Besides, this radar level measurement technique faces the same beam divergence issues which affects ultrasonic level transmitters. Moreover, issues like internal piping, antenna deposits, and manifold wave reflections from tank coatings and obstructions may lead to inaccurate results. In order to get rid of these errors, advanced algorithms employing fuzzy logic should be integrated with these radar transmitters. However, these arrangements would make the transmitter setup very complicated.
Guided Wave Radar v/s Through-air Radar
To overcome the measurement problems faced by through-air radar systems, guided wave radar systems are generally employed since they offer following advantages over through-air radar systems:
- “As with through-air radar, a change from a lower to a higher εr causes the reflection. Guided wave radar is 20 × more efficient than through-air radar because the guide provides a more focused energy path.”
- In GWR method, various antenna designs and configurations make it possible to determine level of fluids having dielectric constant less than 1.4.
- Also, these systems can be mounted in both vertical and horizontal positions depending upon the application.

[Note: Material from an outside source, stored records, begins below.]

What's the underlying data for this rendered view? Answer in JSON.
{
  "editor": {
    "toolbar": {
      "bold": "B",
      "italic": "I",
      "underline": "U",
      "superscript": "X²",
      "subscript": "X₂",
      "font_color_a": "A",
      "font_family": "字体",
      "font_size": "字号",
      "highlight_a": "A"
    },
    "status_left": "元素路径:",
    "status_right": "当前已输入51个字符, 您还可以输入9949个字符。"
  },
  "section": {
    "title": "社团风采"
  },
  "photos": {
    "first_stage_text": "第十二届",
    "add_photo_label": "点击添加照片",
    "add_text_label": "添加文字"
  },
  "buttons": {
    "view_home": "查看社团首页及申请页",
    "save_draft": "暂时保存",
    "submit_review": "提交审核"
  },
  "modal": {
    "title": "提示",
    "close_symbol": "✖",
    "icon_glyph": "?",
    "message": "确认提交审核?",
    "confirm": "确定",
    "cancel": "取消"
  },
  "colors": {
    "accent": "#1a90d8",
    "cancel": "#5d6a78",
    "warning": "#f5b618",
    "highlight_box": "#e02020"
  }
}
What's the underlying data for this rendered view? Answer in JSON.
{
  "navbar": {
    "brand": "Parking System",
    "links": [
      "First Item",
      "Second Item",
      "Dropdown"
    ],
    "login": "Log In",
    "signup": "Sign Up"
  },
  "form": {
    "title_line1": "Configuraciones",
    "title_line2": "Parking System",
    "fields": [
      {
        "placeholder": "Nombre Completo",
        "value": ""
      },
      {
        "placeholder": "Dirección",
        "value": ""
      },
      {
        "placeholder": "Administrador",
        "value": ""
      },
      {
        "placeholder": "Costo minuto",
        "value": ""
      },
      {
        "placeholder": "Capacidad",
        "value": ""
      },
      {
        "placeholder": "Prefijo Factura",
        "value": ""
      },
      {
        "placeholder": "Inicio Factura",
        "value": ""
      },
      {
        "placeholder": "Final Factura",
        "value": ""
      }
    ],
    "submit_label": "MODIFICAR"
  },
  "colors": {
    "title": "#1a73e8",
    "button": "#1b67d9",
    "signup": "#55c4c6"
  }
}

- These systems offer and efficient and clear path for signal travel.
- The performance of GWR systems is not disturbed by vapors, foams, high temperature or pressure conditions.
- These systems can operate in vacuum too without requiring any recalibration.
- Beam divergence issues and false echoes resulting from tank walls and obstructions are not present in these guided wave radar systems.
Major advantages of radar level detectors include:
- Radar level measurement technique offer extremely accurate and reliable detection of level in storage tanks and process vessels.
- The performance of radar level transmitters remains unaffected by heavy vapors and mostly all other physical properties of the fluid under level measurement (except dielectric constant of the liquid).
Radar level measurement systems incorporate following drawbacks:
- Major disadvantage associated with radar level detectors is their high cost.
- Besides, these systems are not capable of detecting level between interfaces.
- Also their pressure ratings are very restricted.
- In case of pulse radar, one usually faces problem in getting accurate measurement results if the fluid being measured is very near to the radar antenna. Since, in that case the time taken by the signal to travel between sensor and process material will be very fast i.e. not adequate for accurate determination of level.
- These devices work well with light layer of dirt and dust only. In situations where the layer of dust or foam gets substantial, they cease to detect the fluid level. Therefore, in dirty applications the radar level detectors gets replaced by ultrasonic level detectors.